■ The problem ■
If a line in the data below holds the word "Level", copy it.

########

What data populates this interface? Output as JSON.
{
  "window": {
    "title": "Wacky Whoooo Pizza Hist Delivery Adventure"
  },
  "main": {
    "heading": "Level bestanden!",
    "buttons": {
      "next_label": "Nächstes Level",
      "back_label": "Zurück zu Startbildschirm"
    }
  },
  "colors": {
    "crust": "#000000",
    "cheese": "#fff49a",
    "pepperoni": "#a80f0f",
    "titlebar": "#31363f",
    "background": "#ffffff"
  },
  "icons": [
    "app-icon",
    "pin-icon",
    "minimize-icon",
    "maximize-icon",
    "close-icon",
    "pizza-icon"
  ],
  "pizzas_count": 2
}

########

■ Written solution ■
    "heading": "Level bestanden!",
      "next_label": "Nächstes Level",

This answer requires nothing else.